Voter ID laws are now active in 33 of the 50 U.S. states, covering about 60 percent of the population. Since President Barack Obama was elected in 2008, 11 states have enacted identification requirements for voting. The rules in those states range from strictly asking for photo IDs such as a driver’s license to simpler documents such as a paycheck.
Proponents say the laws prevent voter fraud and give the public more confidence in the process.
“Voter ID can prevent and deter impersonation fraud, voting under fictitious voter registrations, double voting by individuals registered in more than one state, and voting by illegal aliens,” Don Palmer, a former election official in Virginia and Florida, wrote in a Heritage Foundation report.

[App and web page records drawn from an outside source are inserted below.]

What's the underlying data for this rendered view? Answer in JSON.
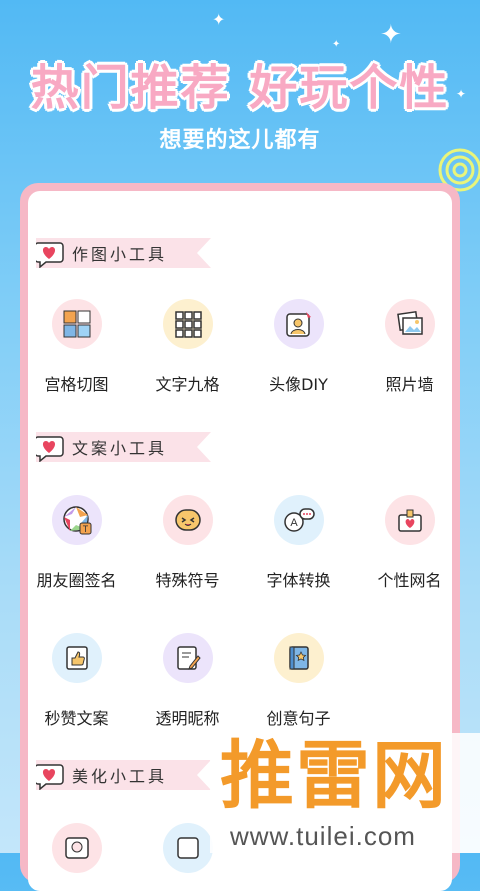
{
  "hero": {
    "title": "热门推荐  好玩个性",
    "subtitle": "想要的这儿都有"
  },
  "sections": [
    {
      "title": "作图小工具",
      "icon": "heart-chat-icon"
    },
    {
      "title": "文案小工具",
      "icon": "heart-chat-icon"
    },
    {
      "title": "美化小工具",
      "icon": "heart-chat-icon"
    }
  ],
  "tools": {
    "grid_cut": {
      "label": "宫格切图",
      "icon": "grid-cut-icon",
      "color": "#fde3e6"
    },
    "text_nine": {
      "label": "文字九格",
      "icon": "text-grid-icon",
      "color": "#fdf0cf"
    },
    "avatar_diy": {
      "label": "头像DIY",
      "icon": "avatar-edit-icon",
      "color": "#ece4fb"
    },
    "photo_wall": {
      "label": "照片墙",
      "icon": "photo-wall-icon",
      "color": "#fde3e6"
    },
    "moments_sign": {
      "label": "朋友圈签名",
      "icon": "camera-aperture-icon",
      "color": "#ece4fb"
    },
    "special_symbol": {
      "label": "特殊符号",
      "icon": "emoji-face-icon",
      "color": "#fde3e6"
    },
    "font_convert": {
      "label": "字体转换",
      "icon": "font-chat-icon",
      "color": "#e0f1fc"
    },
    "nickname": {
      "label": "个性网名",
      "icon": "heart-tag-icon",
      "color": "#fde3e6"
    },
    "like_copy": {
      "label": "秒赞文案",
      "icon": "thumbs-up-icon",
      "color": "#e0f1fc"
    },
    "transparent_nick": {
      "label": "透明昵称",
      "icon": "note-edit-icon",
      "color": "#ece4fb"
    },
    "creative_sentence": {
      "label": "创意句子",
      "icon": "star-book-icon",
      "color": "#fdf0cf"
    }
  },
  "watermark": {
    "brand": "推雷网",
    "url": "www.tuilei.com"
  },
  "colors": {
    "pink_accent": "#f8a9c3",
    "bg_blue": "#52b9f4",
    "watermark_orange": "#f39a2a"
  }
}
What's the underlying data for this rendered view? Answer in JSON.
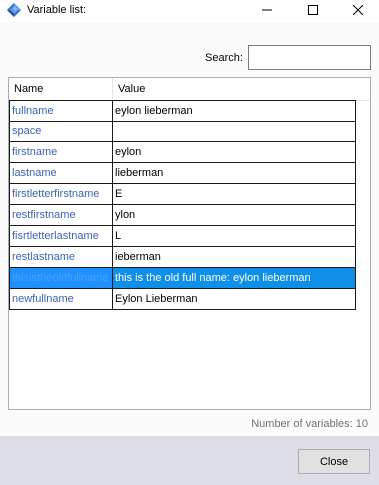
{
  "window": {
    "title": "Variable list:"
  },
  "search": {
    "label": "Search:",
    "value": "",
    "placeholder": ""
  },
  "grid": {
    "columns": [
      "Name",
      "Value"
    ],
    "rows": [
      {
        "name": "fullname",
        "value": "eylon lieberman"
      },
      {
        "name": "space",
        "value": ""
      },
      {
        "name": "firstname",
        "value": "eylon"
      },
      {
        "name": "lastname",
        "value": "lieberman"
      },
      {
        "name": "firstletterfirstname",
        "value": "E"
      },
      {
        "name": "restfirstname",
        "value": "ylon"
      },
      {
        "name": "fisrtletterlastname",
        "value": "L"
      },
      {
        "name": "restlastname",
        "value": "ieberman"
      },
      {
        "name": "thisistheoldfullname",
        "value": "this is the old full name: eylon lieberman",
        "selected": true
      },
      {
        "name": "newfullname",
        "value": "Eylon Lieberman"
      }
    ]
  },
  "status": {
    "count_text": "Number of variables: 10"
  },
  "footer": {
    "close_label": "Close"
  },
  "colors": {
    "selection": "#0f8fe8",
    "name_text": "#3b64b4",
    "footer_bg": "#dcdde6"
  }
}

Palmer argued that those who oppose the laws exaggerate the number of people who are affected, and that those assertions inhibit the national debate.